Take the 2-minute tour ×
Stack Overflow is a question and answer site for professional and enthusiast programmers. It's 100% free, no registration required.

I am working on an embedded system (ARM Cortex M3) where I do not have access to any sort of "standard library". In particular, I do not have access to malloc.

I have a function void doStuff(uint8_t *buffer) that accepts a pointer to a 512 bits buffer. I have tried doing the following:

uint8_t buffer[64] = {0};
doStuff((uint8_t *) &buffer));

but I'm not getting the expected results. Am I doing something wrong? Is there any alternative approach?

share|improve this question

2 Answers 2

up vote 5 down vote accepted

doStuff(buffer) shall be ok since buffer is already an uint8_t*.

Aside of this, you're closing one bracket too much after &buffer in your example.


If buffer is of variable size, you should pass the size into doStuff too, if it's of constant size, I'd also pass the size just in case that you change the size one day.

This being said, you should do it the following way:

uint8_t buffer[64] = {0};
int     len        = 64;
doStuff(buffer, len);
share|improve this answer

a simplemalloc(): have a char mem[MAXMEM]; and a struct freetable. Then write your own simplemalloc(), that finds in freetable a big enough junk of memory, and returns the offset into mem. simplefree() would then adjust the freetable.
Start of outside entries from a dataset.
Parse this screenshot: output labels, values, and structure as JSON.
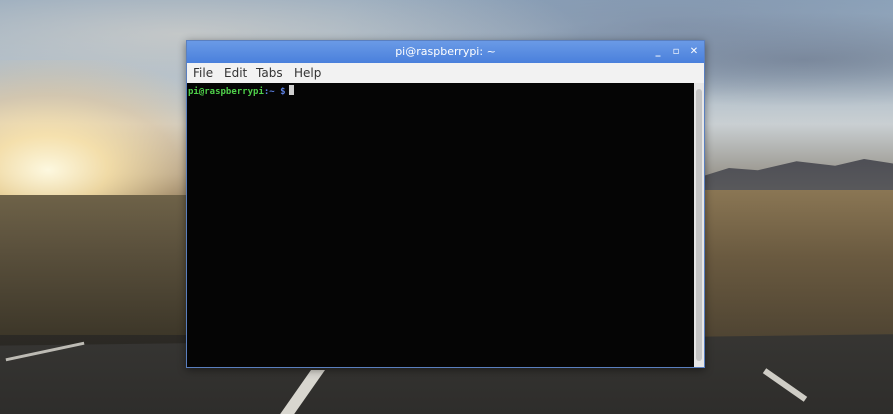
{
  "window": {
    "title": "pi@raspberrypi: ~",
    "controls": {
      "minimize": "_",
      "maximize": "▫",
      "close": "✕"
    }
  },
  "menubar": {
    "items": [
      "File",
      "Edit",
      "Tabs",
      "Help"
    ]
  },
  "terminal": {
    "prompt_user": "pi@raspberrypi",
    "prompt_path": ":~ $",
    "input": ""
  },
  "colors": {
    "titlebar": "#4a80dc",
    "terminal_bg": "#050505",
    "prompt_user": "#4fd04a",
    "prompt_path": "#5b7fe0"
  }
}
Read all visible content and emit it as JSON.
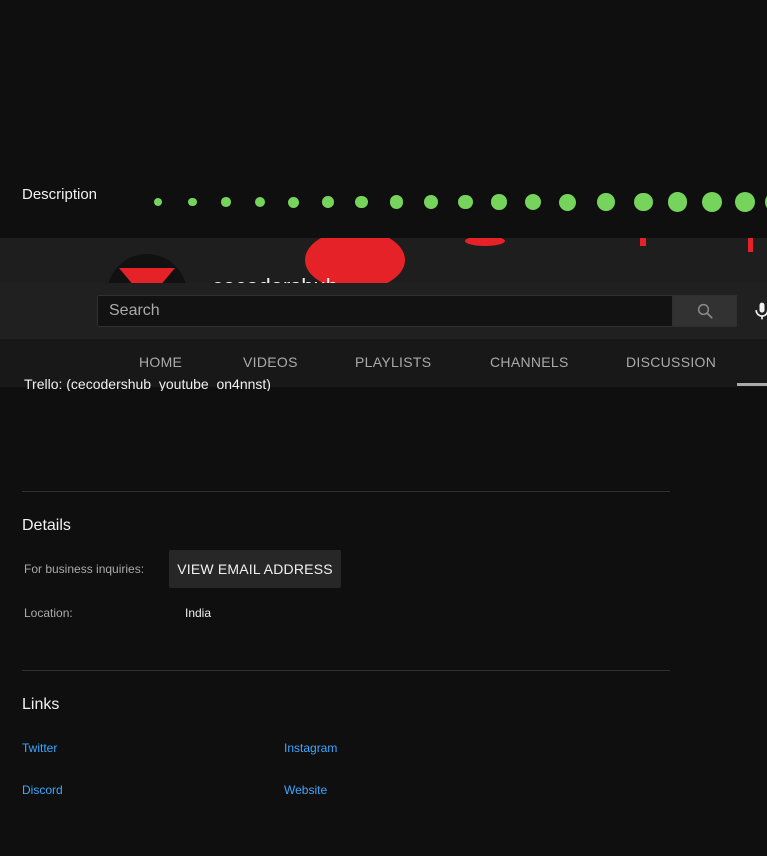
{
  "about": {
    "description_heading": "Description",
    "description_text": "Trello: (cecodershub_youtube_on4nnst)"
  },
  "channel": {
    "name": "cecodershub"
  },
  "search": {
    "placeholder": "Search"
  },
  "tabs": [
    {
      "label": "HOME"
    },
    {
      "label": "VIDEOS"
    },
    {
      "label": "PLAYLISTS"
    },
    {
      "label": "CHANNELS"
    },
    {
      "label": "DISCUSSION"
    }
  ],
  "details": {
    "heading": "Details",
    "business_label": "For business inquiries:",
    "email_button_label": "VIEW EMAIL ADDRESS",
    "location_label": "Location:",
    "location_value": "India"
  },
  "links": {
    "heading": "Links",
    "items": [
      {
        "label": "Twitter"
      },
      {
        "label": "Instagram"
      },
      {
        "label": "Discord"
      },
      {
        "label": "Website"
      }
    ]
  },
  "colors": {
    "background": "#0f0f0f",
    "accent_red": "#e52227",
    "banner_dots": "#76d35b",
    "link": "#3ea6ff"
  },
  "icons": {
    "search_button": "search-icon",
    "mic_button": "microphone-icon"
  }
}
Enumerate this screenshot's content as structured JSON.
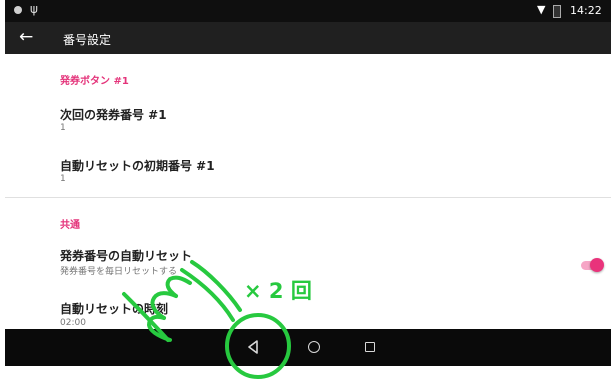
{
  "status_bar": {
    "time": "14:22",
    "usb_icon": "ψ",
    "wifi_icon": "wifi-icon",
    "battery_icon": "battery-icon"
  },
  "app_bar": {
    "back_icon": "←",
    "title": "番号設定"
  },
  "sections": {
    "ticket": {
      "header": "発券ボタン #1",
      "next_number": {
        "title": "次回の発券番号 #1",
        "value": "1"
      },
      "reset_initial": {
        "title": "自動リセットの初期番号 #1",
        "value": "1"
      }
    },
    "common": {
      "header": "共通",
      "auto_reset": {
        "title": "発券番号の自動リセット",
        "summary": "発券番号を毎日リセットする",
        "enabled": true
      },
      "reset_time": {
        "title": "自動リセットの時刻",
        "value": "02:00"
      }
    }
  },
  "nav_bar": {
    "back": "back-triangle-icon",
    "home": "home-circle-icon",
    "recents": "recents-square-icon"
  },
  "annotation": {
    "label": "× 2 回",
    "color": "#27c93f"
  },
  "colors": {
    "accent": "#e4337a",
    "status_bar": "#0f0f0f",
    "app_bar": "#202020"
  }
}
EDITH:

if you need a lot of malloc()s, you may even devide your static mem into different chunks for different tasks (one chunk for exactly 100byte allocs, one fort the size of your favorite struct, and so on) this will speed up finding free mem.

if you are short of mem, you should implement a bestmatch() in simplemalloc(), which as a bad sideeffect slows the execution down.

if you have enough memory, you can implement a debugversion, which "allocates" a bit more memory and puts XXX before the start and after the end of the simplemalloc()ed mem. on free() you can check, if this XXX is broken, so you know you have some buffer-over or under-flow, which you can be aware of.

share|improve this answer
    
+1 for recommending an implementation of custom memory pools –  eckes Apr 19 '12 at 9:40

Your Answer

 
discard

By posting your answer, you agree to the privacy policy and terms of service.

Not the answer you're looking for? Browse other questions tagged or ask your own question.